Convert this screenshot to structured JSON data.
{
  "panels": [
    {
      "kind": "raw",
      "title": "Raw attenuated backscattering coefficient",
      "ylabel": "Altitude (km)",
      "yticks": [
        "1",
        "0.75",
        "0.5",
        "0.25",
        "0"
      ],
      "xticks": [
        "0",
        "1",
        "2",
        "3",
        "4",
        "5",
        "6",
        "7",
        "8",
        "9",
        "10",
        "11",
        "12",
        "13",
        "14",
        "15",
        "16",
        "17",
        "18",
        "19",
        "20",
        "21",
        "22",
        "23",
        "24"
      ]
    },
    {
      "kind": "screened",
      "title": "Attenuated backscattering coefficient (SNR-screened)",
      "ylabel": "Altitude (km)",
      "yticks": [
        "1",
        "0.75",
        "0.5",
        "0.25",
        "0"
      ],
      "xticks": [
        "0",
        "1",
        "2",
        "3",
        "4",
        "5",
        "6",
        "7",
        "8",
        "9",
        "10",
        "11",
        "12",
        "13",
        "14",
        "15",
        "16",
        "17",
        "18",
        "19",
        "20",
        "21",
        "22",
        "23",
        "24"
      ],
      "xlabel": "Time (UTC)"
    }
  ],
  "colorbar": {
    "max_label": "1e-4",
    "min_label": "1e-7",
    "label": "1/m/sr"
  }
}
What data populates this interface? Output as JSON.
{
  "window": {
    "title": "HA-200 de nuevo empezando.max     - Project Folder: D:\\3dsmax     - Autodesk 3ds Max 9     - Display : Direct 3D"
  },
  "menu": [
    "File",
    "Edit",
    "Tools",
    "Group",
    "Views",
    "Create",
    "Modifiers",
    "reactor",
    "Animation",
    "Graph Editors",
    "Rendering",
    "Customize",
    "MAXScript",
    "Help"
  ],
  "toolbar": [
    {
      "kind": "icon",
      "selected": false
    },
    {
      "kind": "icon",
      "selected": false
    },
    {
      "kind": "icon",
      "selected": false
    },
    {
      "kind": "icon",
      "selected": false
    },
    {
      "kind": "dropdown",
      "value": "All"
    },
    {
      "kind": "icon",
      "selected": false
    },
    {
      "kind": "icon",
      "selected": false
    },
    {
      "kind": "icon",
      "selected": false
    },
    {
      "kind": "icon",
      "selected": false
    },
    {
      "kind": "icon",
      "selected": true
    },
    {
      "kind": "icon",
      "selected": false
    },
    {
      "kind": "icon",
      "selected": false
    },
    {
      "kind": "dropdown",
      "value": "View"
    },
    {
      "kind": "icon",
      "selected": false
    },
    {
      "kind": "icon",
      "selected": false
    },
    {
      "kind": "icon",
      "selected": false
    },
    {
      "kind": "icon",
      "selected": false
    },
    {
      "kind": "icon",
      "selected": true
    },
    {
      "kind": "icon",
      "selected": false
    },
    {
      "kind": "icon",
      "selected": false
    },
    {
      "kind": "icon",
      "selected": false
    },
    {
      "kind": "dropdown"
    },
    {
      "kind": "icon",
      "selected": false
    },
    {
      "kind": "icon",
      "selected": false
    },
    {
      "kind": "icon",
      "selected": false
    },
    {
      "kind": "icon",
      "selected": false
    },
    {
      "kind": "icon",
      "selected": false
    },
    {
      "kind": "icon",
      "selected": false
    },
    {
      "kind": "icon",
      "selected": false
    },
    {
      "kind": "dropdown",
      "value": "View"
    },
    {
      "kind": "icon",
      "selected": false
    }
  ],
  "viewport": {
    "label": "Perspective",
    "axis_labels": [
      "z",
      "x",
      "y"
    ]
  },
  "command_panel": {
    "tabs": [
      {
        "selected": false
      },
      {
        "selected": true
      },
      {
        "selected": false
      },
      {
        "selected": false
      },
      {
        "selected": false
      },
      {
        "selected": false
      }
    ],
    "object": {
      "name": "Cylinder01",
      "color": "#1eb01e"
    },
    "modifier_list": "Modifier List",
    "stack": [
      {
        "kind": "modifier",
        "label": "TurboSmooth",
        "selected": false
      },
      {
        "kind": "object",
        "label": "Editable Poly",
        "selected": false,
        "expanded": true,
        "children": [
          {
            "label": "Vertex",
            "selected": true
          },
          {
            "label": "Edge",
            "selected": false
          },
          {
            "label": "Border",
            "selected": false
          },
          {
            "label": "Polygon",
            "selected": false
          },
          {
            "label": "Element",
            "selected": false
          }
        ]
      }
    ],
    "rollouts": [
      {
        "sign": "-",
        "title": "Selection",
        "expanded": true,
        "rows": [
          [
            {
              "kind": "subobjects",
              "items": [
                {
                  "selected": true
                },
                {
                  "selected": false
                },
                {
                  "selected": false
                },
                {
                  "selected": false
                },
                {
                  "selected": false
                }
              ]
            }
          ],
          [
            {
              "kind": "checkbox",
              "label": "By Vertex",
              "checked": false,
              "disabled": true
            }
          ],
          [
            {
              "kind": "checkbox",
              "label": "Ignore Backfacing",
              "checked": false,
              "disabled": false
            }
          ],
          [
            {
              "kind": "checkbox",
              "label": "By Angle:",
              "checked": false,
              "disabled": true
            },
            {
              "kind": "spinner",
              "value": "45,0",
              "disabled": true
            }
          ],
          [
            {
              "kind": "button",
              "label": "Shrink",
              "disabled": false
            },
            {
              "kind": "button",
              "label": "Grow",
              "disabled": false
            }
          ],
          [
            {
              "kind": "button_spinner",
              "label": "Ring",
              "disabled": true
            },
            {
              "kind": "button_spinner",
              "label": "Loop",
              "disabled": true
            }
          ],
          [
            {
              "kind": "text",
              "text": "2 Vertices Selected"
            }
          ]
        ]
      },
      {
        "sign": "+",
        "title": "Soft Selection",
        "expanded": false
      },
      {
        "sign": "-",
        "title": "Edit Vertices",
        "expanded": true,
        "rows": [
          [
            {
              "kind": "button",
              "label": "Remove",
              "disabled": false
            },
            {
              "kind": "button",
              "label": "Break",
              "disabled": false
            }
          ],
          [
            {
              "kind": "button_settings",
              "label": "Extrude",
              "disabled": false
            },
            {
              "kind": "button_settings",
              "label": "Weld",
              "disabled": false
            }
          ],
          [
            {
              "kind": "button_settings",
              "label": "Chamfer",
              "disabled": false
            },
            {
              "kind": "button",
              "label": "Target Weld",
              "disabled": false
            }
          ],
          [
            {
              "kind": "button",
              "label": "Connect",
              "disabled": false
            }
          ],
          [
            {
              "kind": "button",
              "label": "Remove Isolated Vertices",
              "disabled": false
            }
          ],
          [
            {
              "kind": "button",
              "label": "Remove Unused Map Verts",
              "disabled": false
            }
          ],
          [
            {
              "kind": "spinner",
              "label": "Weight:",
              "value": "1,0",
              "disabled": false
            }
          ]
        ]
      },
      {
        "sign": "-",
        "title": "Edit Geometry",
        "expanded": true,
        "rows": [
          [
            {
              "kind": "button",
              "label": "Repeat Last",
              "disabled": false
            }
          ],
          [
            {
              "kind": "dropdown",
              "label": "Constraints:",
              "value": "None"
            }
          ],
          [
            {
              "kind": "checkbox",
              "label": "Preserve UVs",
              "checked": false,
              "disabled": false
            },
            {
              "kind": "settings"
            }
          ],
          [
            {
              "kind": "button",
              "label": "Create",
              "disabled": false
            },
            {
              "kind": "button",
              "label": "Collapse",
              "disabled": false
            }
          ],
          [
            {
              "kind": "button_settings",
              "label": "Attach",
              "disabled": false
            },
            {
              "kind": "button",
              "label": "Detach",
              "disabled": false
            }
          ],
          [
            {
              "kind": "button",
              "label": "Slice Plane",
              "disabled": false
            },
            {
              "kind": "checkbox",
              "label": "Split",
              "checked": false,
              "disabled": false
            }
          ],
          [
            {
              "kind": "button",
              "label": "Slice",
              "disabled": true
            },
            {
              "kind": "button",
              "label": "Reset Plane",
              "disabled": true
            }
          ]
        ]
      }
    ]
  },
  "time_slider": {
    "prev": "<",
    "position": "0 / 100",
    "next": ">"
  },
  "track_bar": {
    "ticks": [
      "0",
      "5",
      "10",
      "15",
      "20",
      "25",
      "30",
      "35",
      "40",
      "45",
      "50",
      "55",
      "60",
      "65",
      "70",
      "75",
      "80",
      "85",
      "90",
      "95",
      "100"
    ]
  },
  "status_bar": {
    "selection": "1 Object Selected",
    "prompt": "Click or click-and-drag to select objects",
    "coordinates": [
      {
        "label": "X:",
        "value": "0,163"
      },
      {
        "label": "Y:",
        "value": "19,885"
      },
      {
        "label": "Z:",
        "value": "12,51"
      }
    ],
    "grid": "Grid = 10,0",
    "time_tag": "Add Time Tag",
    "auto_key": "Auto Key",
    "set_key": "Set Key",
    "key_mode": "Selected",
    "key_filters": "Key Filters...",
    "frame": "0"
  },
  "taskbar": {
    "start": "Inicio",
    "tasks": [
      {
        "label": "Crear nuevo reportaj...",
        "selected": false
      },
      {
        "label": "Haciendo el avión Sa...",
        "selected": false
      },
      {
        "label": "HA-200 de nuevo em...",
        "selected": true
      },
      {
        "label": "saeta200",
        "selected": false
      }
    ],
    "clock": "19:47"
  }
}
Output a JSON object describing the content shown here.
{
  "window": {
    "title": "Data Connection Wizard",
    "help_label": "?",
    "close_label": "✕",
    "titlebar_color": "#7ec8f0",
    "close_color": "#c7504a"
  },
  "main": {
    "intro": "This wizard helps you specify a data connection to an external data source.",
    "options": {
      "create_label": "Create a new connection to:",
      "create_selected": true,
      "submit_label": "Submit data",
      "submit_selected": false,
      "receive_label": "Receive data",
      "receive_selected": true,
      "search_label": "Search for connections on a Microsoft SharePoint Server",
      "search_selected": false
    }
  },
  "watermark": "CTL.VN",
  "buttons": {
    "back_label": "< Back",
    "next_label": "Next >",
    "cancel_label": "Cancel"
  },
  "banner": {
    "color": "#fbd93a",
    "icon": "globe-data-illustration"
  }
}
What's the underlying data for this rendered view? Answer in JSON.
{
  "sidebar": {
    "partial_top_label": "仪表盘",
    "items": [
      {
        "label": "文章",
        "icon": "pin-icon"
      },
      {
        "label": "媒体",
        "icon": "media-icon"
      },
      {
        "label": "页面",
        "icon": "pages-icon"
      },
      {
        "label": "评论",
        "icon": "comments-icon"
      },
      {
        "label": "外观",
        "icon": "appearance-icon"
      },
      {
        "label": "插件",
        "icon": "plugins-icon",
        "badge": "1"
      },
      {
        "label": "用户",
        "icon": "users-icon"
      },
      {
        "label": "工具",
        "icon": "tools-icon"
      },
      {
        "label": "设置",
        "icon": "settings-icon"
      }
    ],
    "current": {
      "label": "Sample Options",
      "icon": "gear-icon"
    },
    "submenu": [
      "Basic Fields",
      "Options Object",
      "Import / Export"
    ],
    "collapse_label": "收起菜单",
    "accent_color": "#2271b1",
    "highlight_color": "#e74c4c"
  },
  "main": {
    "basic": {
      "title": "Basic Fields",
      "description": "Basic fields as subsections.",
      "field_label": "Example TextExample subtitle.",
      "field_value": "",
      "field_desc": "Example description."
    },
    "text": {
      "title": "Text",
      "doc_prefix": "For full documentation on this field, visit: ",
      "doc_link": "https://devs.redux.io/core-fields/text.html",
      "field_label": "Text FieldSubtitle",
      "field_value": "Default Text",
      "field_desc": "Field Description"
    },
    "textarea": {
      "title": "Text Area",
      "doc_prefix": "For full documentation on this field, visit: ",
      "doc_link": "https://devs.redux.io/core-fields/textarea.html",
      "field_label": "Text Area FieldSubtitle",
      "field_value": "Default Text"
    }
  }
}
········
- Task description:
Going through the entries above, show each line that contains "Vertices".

- Response area:
              "text": "2 Vertices Selected"
        "title": "Edit Vertices",
              "label": "Remove Isolated Vertices",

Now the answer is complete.